Check Against Delivery
Thank you, Mr. President, for putting this subject on the agenda. I would also like to thank ASG Ilze Brands Kehris for putting together this very impressive panel. I would like to thank the panelists for their very sobering, deeply saddening testimony of the present situation in Syria.
The people of Syria took to the streets 10 years ago and asked for reforms, exercised their right to peaceful assembly and freedom of speech and called for respect for their civil, political, economic, social and cultural rights. How did the Syrian regime react? Instead of responding to the requests of the people and the aspirations of the many young people in Syrian society, it became more oppressive and more violent, committed torture, indiscriminate detentions, forced disappearances, and physical and sexual violence. We heard in Sabah Hallaq's testimony that the Syrian crisis has affected women in particular. We have seen murder by the regime. We have seen violations of international humanitarian law and international human rights law. We have seen violations of the Chemical Weapons Convention. The Caesar photos have shown how far “human beasts” are prepared to go. These are incredible pictures. Wafa Moustafa in her statement reminded us that Syria, once the cradle of civilization and the birthplace of the alphabet, has become a torture state. The responsibility squarely lies with the regime and with those countries that support the regime.
How do we get out of this? How do we return the millions of refugees in a safe, voluntary and dignified way, in line with the parameters of the UNHCR? We need a political solution in line with Resolution 2254, but this political solution can only be reached if Russia in particular puts pressure on the regime to agree to a real political solution. We need humanitarian access.
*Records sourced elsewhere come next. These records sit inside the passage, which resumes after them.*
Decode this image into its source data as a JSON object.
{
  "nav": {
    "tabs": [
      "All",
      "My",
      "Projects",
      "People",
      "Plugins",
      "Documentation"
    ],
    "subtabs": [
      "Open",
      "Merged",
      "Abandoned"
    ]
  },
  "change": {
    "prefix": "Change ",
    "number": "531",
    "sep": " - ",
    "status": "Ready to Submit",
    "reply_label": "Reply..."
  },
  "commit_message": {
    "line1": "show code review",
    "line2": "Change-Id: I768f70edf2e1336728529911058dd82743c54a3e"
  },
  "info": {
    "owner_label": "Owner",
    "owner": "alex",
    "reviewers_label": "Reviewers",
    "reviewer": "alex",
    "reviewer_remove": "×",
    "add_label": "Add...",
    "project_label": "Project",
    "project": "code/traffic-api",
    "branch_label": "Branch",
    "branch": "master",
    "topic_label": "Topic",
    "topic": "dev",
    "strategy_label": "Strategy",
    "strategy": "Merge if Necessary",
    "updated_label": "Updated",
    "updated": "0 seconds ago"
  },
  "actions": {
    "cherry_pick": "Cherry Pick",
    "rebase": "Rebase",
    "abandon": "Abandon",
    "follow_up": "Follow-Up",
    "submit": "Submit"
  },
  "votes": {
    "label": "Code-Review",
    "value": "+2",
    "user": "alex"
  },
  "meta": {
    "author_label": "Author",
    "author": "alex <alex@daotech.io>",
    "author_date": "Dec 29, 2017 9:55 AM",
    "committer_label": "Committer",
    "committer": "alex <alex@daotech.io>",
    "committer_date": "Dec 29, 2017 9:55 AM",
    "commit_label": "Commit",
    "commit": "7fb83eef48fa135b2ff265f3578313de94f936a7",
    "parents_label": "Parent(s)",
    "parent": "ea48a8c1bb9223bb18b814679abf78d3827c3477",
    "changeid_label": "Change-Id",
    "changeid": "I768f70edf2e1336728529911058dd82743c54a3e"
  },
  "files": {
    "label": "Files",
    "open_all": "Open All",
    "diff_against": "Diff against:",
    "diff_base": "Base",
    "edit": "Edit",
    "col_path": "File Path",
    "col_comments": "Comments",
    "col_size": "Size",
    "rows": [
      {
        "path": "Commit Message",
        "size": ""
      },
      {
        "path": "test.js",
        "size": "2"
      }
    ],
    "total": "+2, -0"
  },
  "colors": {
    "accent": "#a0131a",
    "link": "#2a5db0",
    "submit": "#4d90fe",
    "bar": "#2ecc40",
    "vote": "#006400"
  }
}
It was inhumane of Russia and China in the Security Council to veto humanitarian access into the country – access which is meant to help the suffering people, women and children.
We need accountability. Many of you have said that reconciliation in Syria will only be possible with accountability. It remains very disappointing that Russia blocked the International Criminal Court from investigating the crimes in order to determine accountability and prepare the way to reconciliation.
Last week's ruling by the Higher Regional Court in Koblenz, which convicted a former Syrian regime official for aiding and abetting crimes against humanity in connection with torture in Syrian regime prisons, is historic and an important first step towards justice and accountability. The verdict sends a very clear message: Whoever commits crimes against humanity or war crimes cannot feel safe anywhere and will eventually be held accountable. This decision is also a symbol of hope for the tens of thousands who have been victims of torture and have suffered at the hands of the Syrian regime.
We heard the testimony of Wafa Moustafa on behalf of her father and the almost 150,000 individuals who are still detained or have been forcibly disappeared. In her testimony, she asked, “Is there a point in addressing us?” I think we all have to respond positively. There is a point in addressing the UN General Assembly, and we have to act. We have to see to it that the fate of the Syrian people is improved and that we get a political solution, humanitarian aid and accountability.
My question to the briefers is: Do they share the view that accountability is key for reconciliation in the country? Do they back my call to those countries blocking accountability to finally give their green light?